## Work instruction:
Select from the data all lines with the word "Welcome".

*** Input data Section Begins ***

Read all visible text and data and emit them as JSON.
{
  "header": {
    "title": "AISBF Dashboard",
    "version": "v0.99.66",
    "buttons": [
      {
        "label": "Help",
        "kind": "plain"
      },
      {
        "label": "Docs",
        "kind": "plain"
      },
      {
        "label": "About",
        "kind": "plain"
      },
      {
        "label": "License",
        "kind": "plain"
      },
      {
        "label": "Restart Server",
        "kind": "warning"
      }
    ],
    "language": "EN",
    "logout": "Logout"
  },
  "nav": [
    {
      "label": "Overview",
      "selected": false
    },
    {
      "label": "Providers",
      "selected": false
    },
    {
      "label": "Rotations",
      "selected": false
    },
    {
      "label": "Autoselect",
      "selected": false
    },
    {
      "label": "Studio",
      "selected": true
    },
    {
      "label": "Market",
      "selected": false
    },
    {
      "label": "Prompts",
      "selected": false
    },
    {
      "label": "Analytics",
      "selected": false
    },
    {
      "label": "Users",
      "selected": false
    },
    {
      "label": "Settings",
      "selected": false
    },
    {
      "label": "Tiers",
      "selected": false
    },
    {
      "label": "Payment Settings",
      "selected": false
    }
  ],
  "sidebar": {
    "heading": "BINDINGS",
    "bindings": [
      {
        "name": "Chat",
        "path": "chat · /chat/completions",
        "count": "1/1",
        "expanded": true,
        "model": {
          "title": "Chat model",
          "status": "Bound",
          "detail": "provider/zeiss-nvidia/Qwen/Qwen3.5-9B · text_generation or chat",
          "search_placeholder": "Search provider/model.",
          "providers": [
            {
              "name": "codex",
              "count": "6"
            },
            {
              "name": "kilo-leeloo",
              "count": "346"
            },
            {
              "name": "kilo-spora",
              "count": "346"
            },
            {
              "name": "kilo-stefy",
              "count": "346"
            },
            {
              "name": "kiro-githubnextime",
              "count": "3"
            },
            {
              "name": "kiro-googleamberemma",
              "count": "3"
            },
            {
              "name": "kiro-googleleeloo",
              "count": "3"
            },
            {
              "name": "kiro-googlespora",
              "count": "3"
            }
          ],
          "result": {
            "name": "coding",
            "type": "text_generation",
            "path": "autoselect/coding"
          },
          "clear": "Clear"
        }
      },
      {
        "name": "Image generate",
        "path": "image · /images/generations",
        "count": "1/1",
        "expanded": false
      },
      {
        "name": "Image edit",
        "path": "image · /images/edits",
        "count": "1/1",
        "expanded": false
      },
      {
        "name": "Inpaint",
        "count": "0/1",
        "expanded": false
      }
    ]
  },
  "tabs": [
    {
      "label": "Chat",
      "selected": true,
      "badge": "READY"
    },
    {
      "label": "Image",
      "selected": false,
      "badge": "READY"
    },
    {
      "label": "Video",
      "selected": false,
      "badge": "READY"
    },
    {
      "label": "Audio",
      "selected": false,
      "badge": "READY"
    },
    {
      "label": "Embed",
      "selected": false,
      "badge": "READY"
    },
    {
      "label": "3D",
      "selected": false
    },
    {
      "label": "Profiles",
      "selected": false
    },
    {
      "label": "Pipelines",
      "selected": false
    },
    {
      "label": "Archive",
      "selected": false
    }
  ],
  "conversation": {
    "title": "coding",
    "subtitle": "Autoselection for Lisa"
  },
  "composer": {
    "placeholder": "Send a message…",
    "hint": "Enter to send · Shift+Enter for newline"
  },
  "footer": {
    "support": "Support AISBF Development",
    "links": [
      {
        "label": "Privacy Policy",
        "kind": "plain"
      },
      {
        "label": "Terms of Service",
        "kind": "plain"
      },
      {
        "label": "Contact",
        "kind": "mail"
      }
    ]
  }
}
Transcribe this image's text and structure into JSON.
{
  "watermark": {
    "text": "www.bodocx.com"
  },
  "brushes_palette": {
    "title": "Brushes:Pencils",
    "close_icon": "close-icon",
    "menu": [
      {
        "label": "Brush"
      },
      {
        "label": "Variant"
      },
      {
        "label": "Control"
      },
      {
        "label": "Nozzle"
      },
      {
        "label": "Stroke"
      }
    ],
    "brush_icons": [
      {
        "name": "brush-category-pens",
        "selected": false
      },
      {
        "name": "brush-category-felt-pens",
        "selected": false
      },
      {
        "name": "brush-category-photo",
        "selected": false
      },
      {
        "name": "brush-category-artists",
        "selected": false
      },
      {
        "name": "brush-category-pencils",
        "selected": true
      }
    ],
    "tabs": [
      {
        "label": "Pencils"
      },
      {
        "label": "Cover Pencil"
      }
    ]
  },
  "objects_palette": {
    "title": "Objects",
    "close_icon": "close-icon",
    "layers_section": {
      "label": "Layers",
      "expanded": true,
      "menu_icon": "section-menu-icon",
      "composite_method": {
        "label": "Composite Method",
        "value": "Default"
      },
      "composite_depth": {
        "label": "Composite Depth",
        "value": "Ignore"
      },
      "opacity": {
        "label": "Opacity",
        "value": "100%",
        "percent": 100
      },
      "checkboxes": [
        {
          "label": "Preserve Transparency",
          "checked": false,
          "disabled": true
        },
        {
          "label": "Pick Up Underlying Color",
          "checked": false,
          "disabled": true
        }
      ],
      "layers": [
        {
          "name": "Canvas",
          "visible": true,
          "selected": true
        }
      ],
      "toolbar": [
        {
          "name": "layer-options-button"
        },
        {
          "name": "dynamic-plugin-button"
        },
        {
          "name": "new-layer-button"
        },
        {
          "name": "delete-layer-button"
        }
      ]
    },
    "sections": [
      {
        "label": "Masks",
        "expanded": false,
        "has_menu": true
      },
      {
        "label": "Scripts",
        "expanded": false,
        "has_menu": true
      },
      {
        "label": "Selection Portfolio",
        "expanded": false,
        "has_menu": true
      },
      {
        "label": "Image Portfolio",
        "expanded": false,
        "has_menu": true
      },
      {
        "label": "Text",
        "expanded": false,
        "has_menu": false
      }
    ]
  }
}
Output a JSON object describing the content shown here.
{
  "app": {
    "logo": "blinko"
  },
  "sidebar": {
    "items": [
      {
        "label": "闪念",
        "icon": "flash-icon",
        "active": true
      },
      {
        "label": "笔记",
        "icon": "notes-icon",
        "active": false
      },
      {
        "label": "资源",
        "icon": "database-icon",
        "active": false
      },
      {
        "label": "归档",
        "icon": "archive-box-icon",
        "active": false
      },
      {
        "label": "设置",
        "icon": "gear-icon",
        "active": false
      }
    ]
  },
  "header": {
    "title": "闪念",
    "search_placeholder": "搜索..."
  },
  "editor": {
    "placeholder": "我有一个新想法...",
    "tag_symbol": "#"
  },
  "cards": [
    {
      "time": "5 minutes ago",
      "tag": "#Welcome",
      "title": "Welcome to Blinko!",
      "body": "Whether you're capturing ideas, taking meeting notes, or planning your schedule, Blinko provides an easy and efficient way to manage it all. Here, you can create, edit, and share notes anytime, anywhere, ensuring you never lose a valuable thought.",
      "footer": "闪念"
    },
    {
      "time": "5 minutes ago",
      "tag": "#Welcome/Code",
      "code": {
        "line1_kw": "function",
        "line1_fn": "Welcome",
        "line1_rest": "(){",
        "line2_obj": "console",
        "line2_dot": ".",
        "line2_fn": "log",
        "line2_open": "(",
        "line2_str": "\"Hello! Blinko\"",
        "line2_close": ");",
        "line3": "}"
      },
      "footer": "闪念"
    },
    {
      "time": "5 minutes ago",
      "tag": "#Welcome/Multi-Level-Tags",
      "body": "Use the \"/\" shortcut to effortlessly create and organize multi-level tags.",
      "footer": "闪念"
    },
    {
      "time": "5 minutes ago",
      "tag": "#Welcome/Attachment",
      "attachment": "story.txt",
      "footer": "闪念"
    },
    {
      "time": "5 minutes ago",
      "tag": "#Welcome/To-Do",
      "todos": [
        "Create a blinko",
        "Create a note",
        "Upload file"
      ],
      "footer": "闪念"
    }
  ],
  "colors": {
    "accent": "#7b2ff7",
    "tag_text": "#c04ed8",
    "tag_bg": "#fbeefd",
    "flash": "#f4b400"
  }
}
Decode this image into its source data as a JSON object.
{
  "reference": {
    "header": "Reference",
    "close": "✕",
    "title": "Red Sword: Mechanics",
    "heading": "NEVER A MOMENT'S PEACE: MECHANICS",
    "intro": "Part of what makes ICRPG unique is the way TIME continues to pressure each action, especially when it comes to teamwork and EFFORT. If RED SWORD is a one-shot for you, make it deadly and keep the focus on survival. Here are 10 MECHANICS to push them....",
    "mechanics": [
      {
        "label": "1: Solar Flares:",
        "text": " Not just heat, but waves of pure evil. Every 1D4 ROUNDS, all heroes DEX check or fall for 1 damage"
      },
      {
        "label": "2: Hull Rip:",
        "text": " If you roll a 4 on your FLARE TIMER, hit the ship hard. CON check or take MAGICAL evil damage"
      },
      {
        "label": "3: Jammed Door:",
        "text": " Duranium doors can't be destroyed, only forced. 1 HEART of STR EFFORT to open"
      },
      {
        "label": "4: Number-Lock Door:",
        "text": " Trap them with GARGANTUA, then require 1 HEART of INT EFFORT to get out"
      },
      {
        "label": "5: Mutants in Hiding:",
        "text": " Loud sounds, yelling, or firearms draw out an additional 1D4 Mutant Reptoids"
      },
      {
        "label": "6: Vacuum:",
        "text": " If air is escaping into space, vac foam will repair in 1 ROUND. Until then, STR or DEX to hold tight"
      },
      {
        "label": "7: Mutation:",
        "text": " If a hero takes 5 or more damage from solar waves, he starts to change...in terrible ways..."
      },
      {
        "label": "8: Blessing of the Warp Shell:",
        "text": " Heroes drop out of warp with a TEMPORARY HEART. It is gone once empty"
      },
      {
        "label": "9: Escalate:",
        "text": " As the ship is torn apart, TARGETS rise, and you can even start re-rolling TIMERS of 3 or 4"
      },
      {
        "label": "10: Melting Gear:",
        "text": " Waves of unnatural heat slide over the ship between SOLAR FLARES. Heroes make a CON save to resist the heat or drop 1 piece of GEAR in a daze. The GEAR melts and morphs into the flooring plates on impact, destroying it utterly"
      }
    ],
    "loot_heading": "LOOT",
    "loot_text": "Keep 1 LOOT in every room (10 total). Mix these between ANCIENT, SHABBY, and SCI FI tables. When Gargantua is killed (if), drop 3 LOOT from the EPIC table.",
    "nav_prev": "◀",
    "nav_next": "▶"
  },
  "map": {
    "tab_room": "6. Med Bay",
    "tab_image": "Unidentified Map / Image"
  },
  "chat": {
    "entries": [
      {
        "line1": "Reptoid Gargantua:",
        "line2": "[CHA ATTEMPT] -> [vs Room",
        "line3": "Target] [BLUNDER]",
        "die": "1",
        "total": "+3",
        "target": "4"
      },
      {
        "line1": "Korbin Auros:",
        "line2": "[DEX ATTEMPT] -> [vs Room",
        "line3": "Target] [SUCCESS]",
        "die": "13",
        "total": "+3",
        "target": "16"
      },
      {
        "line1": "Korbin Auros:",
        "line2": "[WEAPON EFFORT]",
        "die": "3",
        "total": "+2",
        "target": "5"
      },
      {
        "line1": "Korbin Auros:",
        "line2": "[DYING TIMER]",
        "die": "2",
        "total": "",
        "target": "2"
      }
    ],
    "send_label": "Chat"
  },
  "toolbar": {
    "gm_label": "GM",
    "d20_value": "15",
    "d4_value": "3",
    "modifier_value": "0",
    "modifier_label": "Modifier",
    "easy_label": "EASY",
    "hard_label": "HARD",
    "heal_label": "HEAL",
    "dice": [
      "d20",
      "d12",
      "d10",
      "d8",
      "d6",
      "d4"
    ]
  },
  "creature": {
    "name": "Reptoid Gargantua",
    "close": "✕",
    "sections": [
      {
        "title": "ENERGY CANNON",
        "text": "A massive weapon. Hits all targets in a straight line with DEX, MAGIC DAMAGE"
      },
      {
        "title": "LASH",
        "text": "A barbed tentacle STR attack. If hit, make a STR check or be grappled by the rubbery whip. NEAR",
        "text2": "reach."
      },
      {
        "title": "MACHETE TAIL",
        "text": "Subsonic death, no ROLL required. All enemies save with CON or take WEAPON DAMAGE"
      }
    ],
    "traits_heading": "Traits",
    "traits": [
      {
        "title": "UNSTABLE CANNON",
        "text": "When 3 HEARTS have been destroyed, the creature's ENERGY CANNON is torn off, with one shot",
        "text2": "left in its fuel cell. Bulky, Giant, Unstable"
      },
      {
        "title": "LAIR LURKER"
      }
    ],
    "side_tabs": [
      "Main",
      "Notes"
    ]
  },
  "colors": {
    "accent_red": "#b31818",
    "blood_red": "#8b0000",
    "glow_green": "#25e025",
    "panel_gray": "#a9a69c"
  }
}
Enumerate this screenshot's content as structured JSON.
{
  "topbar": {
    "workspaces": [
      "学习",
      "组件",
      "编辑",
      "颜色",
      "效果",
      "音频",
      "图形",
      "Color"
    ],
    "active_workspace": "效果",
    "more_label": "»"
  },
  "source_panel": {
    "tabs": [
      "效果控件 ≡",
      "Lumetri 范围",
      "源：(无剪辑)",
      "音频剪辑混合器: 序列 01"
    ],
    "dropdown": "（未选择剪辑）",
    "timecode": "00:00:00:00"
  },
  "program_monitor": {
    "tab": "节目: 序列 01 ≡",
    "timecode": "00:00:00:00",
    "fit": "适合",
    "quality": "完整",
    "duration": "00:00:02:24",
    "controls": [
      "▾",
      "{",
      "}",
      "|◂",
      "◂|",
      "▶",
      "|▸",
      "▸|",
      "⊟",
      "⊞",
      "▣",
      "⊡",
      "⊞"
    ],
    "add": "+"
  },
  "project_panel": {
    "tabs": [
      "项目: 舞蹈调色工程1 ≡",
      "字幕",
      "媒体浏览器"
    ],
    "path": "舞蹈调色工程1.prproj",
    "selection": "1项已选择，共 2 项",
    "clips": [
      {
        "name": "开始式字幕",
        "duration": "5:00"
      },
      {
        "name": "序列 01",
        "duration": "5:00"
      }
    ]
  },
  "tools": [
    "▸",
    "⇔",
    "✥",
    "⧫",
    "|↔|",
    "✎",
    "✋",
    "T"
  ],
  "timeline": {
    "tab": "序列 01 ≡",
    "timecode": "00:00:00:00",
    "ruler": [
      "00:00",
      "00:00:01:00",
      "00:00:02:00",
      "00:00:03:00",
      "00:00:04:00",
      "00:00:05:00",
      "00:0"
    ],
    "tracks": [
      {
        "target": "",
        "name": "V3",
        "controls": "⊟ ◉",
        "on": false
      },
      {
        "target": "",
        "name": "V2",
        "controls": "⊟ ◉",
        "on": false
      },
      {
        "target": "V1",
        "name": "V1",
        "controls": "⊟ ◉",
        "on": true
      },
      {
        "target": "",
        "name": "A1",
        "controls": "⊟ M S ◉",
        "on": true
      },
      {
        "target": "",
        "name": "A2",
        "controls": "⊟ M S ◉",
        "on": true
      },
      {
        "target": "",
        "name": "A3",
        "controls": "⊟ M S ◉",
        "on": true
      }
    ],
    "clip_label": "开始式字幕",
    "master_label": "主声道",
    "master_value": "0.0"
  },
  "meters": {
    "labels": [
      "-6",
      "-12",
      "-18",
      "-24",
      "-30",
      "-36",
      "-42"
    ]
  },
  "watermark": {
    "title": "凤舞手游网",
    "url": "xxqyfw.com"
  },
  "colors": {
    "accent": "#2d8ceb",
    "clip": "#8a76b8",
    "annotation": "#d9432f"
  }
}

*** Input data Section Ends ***

## Output for this exercise:
      "tag": "#Welcome",
      "title": "Welcome to Blinko!",
      "tag": "#Welcome/Code",
        "line1_fn": "Welcome",
      "tag": "#Welcome/Multi-Level-Tags",
      "tag": "#Welcome/Attachment",
      "tag": "#Welcome/To-Do",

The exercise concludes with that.